■ Problem description
Copy the result of filtering the entries below for lines that include the string "name".

■ Dataset rows describing interfaces
____
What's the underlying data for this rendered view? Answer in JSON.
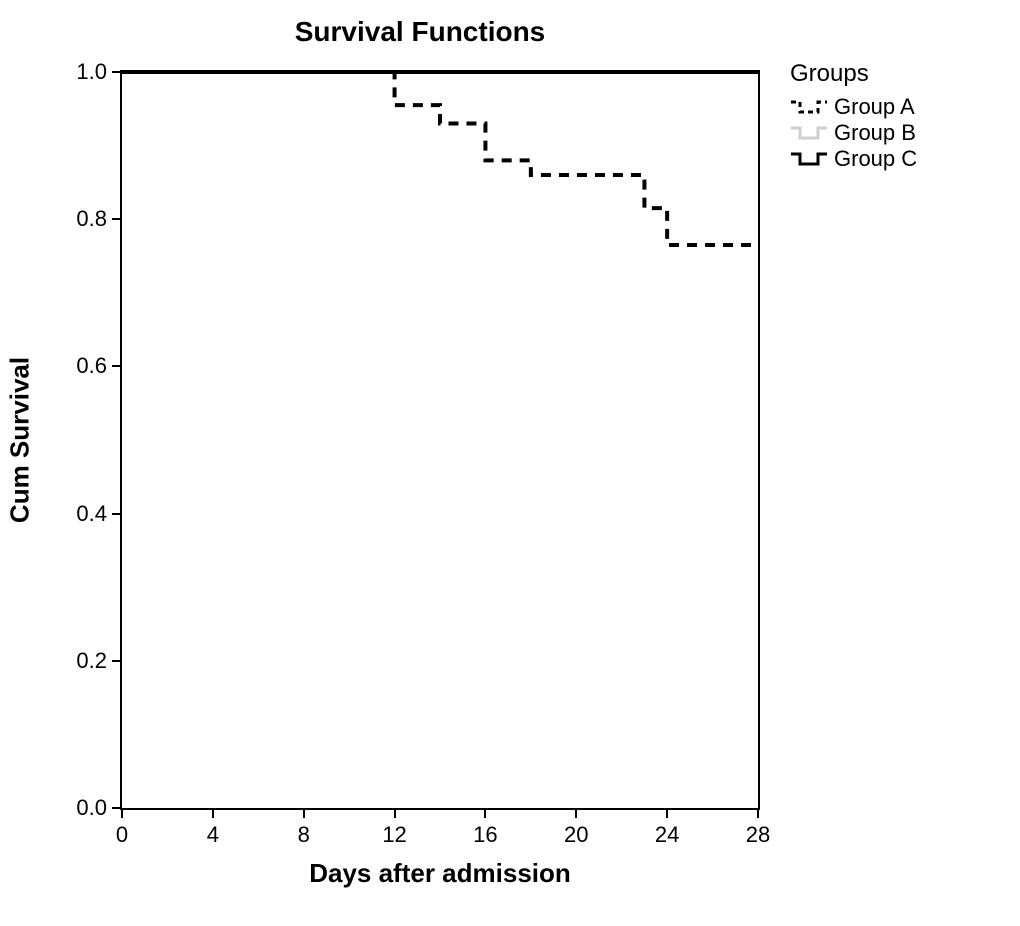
{
  "chart_data": {
    "type": "line",
    "title": "Survival Functions",
    "xlabel": "Days after admission",
    "ylabel": "Cum Survival",
    "xlim": [
      0,
      28
    ],
    "ylim": [
      0.0,
      1.0
    ],
    "xticks": [
      0,
      4,
      8,
      12,
      16,
      20,
      24,
      28
    ],
    "yticks": [
      0.0,
      0.2,
      0.4,
      0.6,
      0.8,
      1.0
    ],
    "series": [
      {
        "name": "Group A",
        "style": "dashed-black",
        "step_points": [
          {
            "x": 0,
            "y": 1.0
          },
          {
            "x": 12,
            "y": 1.0
          },
          {
            "x": 12,
            "y": 0.955
          },
          {
            "x": 14,
            "y": 0.955
          },
          {
            "x": 14,
            "y": 0.93
          },
          {
            "x": 16,
            "y": 0.93
          },
          {
            "x": 16,
            "y": 0.88
          },
          {
            "x": 18,
            "y": 0.88
          },
          {
            "x": 18,
            "y": 0.86
          },
          {
            "x": 23,
            "y": 0.86
          },
          {
            "x": 23,
            "y": 0.815
          },
          {
            "x": 24,
            "y": 0.815
          },
          {
            "x": 24,
            "y": 0.765
          },
          {
            "x": 28,
            "y": 0.765
          }
        ]
      },
      {
        "name": "Group B",
        "style": "light-gray",
        "step_points": [
          {
            "x": 0,
            "y": 1.0
          },
          {
            "x": 28,
            "y": 1.0
          }
        ]
      },
      {
        "name": "Group C",
        "style": "solid-black",
        "step_points": [
          {
            "x": 0,
            "y": 1.0
          },
          {
            "x": 28,
            "y": 1.0
          }
        ]
      }
    ],
    "legend": {
      "title": "Groups",
      "position": "right",
      "entries": [
        "Group A",
        "Group B",
        "Group C"
      ]
    }
  }
}
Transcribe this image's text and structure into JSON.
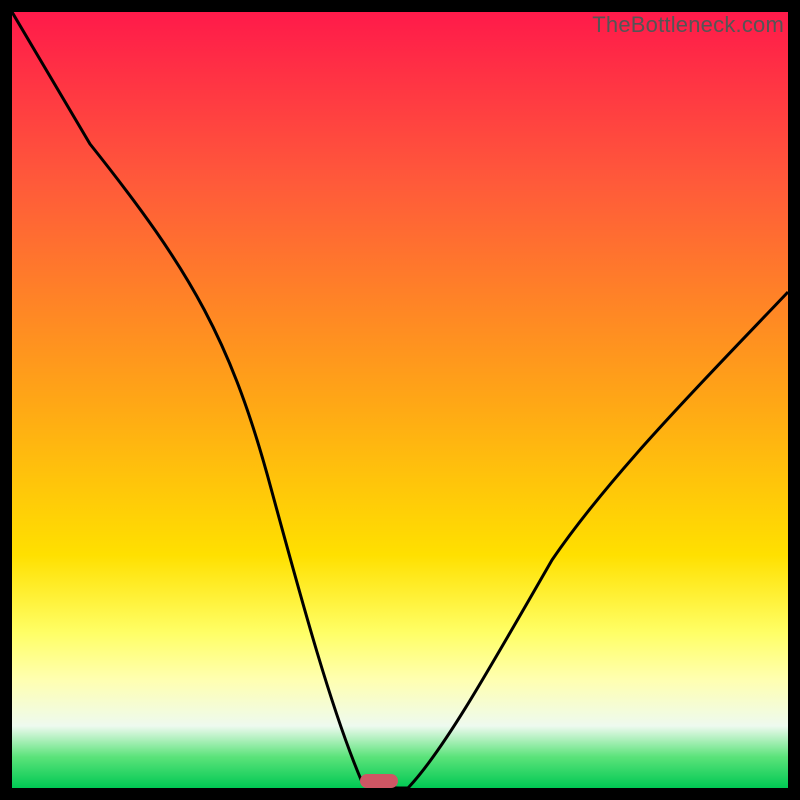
{
  "watermark": "TheBottleneck.com",
  "chart_data": {
    "type": "line",
    "title": "",
    "xlabel": "",
    "ylabel": "",
    "xlim": [
      0,
      100
    ],
    "ylim": [
      0,
      100
    ],
    "series": [
      {
        "name": "bottleneck-curve",
        "x": [
          0,
          10,
          20,
          30,
          40,
          43,
          45,
          50,
          55,
          60,
          70,
          80,
          90,
          100
        ],
        "values": [
          100,
          83,
          70,
          55,
          28,
          10,
          0,
          0,
          4,
          12,
          28,
          42,
          54,
          64
        ]
      }
    ],
    "annotations": [
      {
        "name": "min-marker",
        "x": 47,
        "y": 0
      }
    ],
    "gradient_background": {
      "top": "#ff1a4a",
      "bottom": "#00c853"
    }
  },
  "colors": {
    "curve": "#000000",
    "marker": "#cf5664",
    "frame": "#000000"
  }
}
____
■ Answer for this exercise
        "name": "Group A",
        "name": "Group B",
        "name": "Group C",
        "name": "bottleneck-curve",
        "name": "min-marker",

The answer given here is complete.